Task instructions: Word for word, copy all of the entries.

Exercise data:
———
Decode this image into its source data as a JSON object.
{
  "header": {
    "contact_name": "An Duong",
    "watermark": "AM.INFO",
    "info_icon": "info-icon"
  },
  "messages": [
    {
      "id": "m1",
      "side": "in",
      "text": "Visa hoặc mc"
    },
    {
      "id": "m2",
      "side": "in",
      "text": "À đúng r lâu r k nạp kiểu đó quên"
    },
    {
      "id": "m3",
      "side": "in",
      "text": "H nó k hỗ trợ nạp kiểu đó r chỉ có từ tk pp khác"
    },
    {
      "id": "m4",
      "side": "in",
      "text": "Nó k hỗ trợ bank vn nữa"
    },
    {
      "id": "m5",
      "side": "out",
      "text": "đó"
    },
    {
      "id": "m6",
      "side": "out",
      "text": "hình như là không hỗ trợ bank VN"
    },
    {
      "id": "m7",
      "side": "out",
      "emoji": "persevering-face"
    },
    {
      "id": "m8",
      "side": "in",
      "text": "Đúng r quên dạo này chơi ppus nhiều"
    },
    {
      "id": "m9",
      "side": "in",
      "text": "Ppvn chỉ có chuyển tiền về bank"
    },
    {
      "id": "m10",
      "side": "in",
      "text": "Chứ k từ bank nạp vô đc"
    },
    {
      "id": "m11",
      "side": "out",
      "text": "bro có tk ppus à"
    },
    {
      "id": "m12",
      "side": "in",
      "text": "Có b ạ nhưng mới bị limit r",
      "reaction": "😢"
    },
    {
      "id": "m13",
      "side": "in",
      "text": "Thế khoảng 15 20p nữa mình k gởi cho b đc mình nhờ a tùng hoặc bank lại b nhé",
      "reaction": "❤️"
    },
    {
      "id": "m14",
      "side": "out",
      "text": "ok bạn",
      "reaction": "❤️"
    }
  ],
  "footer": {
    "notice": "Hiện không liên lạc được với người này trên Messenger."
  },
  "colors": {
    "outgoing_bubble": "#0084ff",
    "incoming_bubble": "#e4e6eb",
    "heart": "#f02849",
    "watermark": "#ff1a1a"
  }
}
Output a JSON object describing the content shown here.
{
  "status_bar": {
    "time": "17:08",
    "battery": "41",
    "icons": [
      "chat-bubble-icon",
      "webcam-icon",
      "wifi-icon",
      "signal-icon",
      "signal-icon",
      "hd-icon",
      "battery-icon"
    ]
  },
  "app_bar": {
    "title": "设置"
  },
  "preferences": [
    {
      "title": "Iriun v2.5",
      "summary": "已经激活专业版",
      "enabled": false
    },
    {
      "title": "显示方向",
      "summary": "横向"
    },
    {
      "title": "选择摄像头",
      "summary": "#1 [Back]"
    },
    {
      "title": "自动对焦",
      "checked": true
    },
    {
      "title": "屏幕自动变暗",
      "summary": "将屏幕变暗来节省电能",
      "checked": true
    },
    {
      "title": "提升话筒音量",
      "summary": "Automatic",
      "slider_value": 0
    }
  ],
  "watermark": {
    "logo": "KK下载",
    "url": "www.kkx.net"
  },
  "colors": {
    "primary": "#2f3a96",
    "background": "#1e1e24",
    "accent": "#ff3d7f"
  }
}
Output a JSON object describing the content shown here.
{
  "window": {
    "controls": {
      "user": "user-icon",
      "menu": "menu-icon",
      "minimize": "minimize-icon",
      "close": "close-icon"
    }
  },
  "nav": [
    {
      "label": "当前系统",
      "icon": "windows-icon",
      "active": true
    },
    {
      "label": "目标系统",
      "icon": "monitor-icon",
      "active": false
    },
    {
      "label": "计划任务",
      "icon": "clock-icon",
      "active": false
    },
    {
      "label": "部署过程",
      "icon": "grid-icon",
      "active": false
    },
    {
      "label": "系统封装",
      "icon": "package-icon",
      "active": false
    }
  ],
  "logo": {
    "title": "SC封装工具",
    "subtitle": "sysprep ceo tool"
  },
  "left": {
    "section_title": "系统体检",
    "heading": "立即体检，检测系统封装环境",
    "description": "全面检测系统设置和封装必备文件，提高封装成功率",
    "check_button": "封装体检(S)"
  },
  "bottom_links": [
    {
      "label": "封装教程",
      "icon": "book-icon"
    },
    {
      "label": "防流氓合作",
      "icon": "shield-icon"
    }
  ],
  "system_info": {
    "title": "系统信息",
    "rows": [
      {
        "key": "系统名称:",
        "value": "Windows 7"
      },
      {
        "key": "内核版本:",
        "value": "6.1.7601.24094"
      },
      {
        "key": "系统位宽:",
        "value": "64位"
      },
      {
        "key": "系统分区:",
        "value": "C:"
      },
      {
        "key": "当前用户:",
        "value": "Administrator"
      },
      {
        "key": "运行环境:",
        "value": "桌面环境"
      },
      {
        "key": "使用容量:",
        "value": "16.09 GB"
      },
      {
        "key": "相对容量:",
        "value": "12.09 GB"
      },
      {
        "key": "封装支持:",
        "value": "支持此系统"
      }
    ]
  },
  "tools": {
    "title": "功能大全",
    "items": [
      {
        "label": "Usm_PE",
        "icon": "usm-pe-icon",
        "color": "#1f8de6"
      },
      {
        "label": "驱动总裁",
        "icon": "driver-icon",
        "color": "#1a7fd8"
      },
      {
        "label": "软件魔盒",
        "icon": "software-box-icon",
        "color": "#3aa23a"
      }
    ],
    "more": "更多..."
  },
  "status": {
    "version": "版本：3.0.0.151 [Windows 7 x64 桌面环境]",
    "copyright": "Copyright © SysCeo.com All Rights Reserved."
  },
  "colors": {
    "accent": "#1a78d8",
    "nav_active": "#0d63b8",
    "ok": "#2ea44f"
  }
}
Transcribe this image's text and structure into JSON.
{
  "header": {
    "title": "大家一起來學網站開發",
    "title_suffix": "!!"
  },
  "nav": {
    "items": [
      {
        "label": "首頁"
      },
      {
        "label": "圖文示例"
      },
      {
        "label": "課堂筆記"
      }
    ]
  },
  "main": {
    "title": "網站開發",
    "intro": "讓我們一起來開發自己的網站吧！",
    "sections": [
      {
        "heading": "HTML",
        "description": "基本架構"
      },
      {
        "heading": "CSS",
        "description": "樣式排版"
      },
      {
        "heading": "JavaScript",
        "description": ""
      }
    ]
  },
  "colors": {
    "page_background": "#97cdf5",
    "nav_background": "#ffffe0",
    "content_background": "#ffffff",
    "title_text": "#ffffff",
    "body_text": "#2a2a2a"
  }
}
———
Solved problem:
Decode this image into its source data as a JSON object.
{
  "header": {
    "contact_name": "An Duong",
    "watermark": "AM.INFO",
    "info_icon": "info-icon"
  },
  "messages": [
    {
      "id": "m1",
      "side": "in",
      "text": "Visa hoặc mc"
    },
    {
      "id": "m2",
      "side": "in",
      "text": "À đúng r lâu r k nạp kiểu đó quên"
    },
    {
      "id": "m3",
      "side": "in",
      "text": "H nó k hỗ trợ nạp kiểu đó r chỉ có từ tk pp khác"
    },
    {
      "id": "m4",
      "side": "in",
      "text": "Nó k hỗ trợ bank vn nữa"
    },
    {
      "id": "m5",
      "side": "out",
      "text": "đó"
    },
    {
      "id": "m6",
      "side": "out",
      "text": "hình như là không hỗ trợ bank VN"
    },
    {
      "id": "m7",
      "side": "out",
      "emoji": "persevering-face"
    },
    {
      "id": "m8",
      "side": "in",
      "text": "Đúng r quên dạo này chơi ppus nhiều"
    },
    {
      "id": "m9",
      "side": "in",
      "text": "Ppvn chỉ có chuyển tiền về bank"
    },
    {
      "id": "m10",
      "side": "in",
      "text": "Chứ k từ bank nạp vô đc"
    },
    {
      "id": "m11",
      "side": "out",
      "text": "bro có tk ppus à"
    },
    {
      "id": "m12",
      "side": "in",
      "text": "Có b ạ nhưng mới bị limit r",
      "reaction": "😢"
    },
    {
      "id": "m13",
      "side": "in",
      "text": "Thế khoảng 15 20p nữa mình k gởi cho b đc mình nhờ a tùng hoặc bank lại b nhé",
      "reaction": "❤️"
    },
    {
      "id": "m14",
      "side": "out",
      "text": "ok bạn",
      "reaction": "❤️"
    }
  ],
  "footer": {
    "notice": "Hiện không liên lạc được với người này trên Messenger."
  },
  "colors": {
    "outgoing_bubble": "#0084ff",
    "incoming_bubble": "#e4e6eb",
    "heart": "#f02849",
    "watermark": "#ff1a1a"
  }
}
Output a JSON object describing the content shown here.
{
  "status_bar": {
    "time": "17:08",
    "battery": "41",
    "icons": [
      "chat-bubble-icon",
      "webcam-icon",
      "wifi-icon",
      "signal-icon",
      "signal-icon",
      "hd-icon",
      "battery-icon"
    ]
  },
  "app_bar": {
    "title": "设置"
  },
  "preferences": [
    {
      "title": "Iriun v2.5",
      "summary": "已经激活专业版",
      "enabled": false
    },
    {
      "title": "显示方向",
      "summary": "横向"
    },
    {
      "title": "选择摄像头",
      "summary": "#1 [Back]"
    },
    {
      "title": "自动对焦",
      "checked": true
    },
    {
      "title": "屏幕自动变暗",
      "summary": "将屏幕变暗来节省电能",
      "checked": true
    },
    {
      "title": "提升话筒音量",
      "summary": "Automatic",
      "slider_value": 0
    }
  ],
  "watermark": {
    "logo": "KK下载",
    "url": "www.kkx.net"
  },
  "colors": {
    "primary": "#2f3a96",
    "background": "#1e1e24",
    "accent": "#ff3d7f"
  }
}
Output a JSON object describing the content shown here.
{
  "window": {
    "controls": {
      "user": "user-icon",
      "menu": "menu-icon",
      "minimize": "minimize-icon",
      "close": "close-icon"
    }
  },
  "nav": [
    {
      "label": "当前系统",
      "icon": "windows-icon",
      "active": true
    },
    {
      "label": "目标系统",
      "icon": "monitor-icon",
      "active": false
    },
    {
      "label": "计划任务",
      "icon": "clock-icon",
      "active": false
    },
    {
      "label": "部署过程",
      "icon": "grid-icon",
      "active": false
    },
    {
      "label": "系统封装",
      "icon": "package-icon",
      "active": false
    }
  ],
  "logo": {
    "title": "SC封装工具",
    "subtitle": "sysprep ceo tool"
  },
  "left": {
    "section_title": "系统体检",
    "heading": "立即体检，检测系统封装环境",
    "description": "全面检测系统设置和封装必备文件，提高封装成功率",
    "check_button": "封装体检(S)"
  },
  "bottom_links": [
    {
      "label": "封装教程",
      "icon": "book-icon"
    },
    {
      "label": "防流氓合作",
      "icon": "shield-icon"
    }
  ],
  "system_info": {
    "title": "系统信息",
    "rows": [
      {
        "key": "系统名称:",
        "value": "Windows 7"
      },
      {
        "key": "内核版本:",
        "value": "6.1.7601.24094"
      },
      {
        "key": "系统位宽:",
        "value": "64位"
      },
      {
        "key": "系统分区:",
        "value": "C:"
      },
      {
        "key": "当前用户:",
        "value": "Administrator"
      },
      {
        "key": "运行环境:",
        "value": "桌面环境"
      },
      {
        "key": "使用容量:",
        "value": "16.09 GB"
      },
      {
        "key": "相对容量:",
        "value": "12.09 GB"
      },
      {
        "key": "封装支持:",
        "value": "支持此系统"
      }
    ]
  },
  "tools": {
    "title": "功能大全",
    "items": [
      {
        "label": "Usm_PE",
        "icon": "usm-pe-icon",
        "color": "#1f8de6"
      },
      {
        "label": "驱动总裁",
        "icon": "driver-icon",
        "color": "#1a7fd8"
      },
      {
        "label": "软件魔盒",
        "icon": "software-box-icon",
        "color": "#3aa23a"
      }
    ],
    "more": "更多..."
  },
  "status": {
    "version": "版本：3.0.0.151 [Windows 7 x64 桌面环境]",
    "copyright": "Copyright © SysCeo.com All Rights Reserved."
  },
  "colors": {
    "accent": "#1a78d8",
    "nav_active": "#0d63b8",
    "ok": "#2ea44f"
  }
}
Transcribe this image's text and structure into JSON.
{
  "header": {
    "title": "大家一起來學網站開發",
    "title_suffix": "!!"
  },
  "nav": {
    "items": [
      {
        "label": "首頁"
      },
      {
        "label": "圖文示例"
      },
      {
        "label": "課堂筆記"
      }
    ]
  },
  "main": {
    "title": "網站開發",
    "intro": "讓我們一起來開發自己的網站吧！",
    "sections": [
      {
        "heading": "HTML",
        "description": "基本架構"
      },
      {
        "heading": "CSS",
        "description": "樣式排版"
      },
      {
        "heading": "JavaScript",
        "description": ""
      }
    ]
  },
  "colors": {
    "page_background": "#97cdf5",
    "nav_background": "#ffffe0",
    "content_background": "#ffffff",
    "title_text": "#ffffff",
    "body_text": "#2a2a2a"
  }
}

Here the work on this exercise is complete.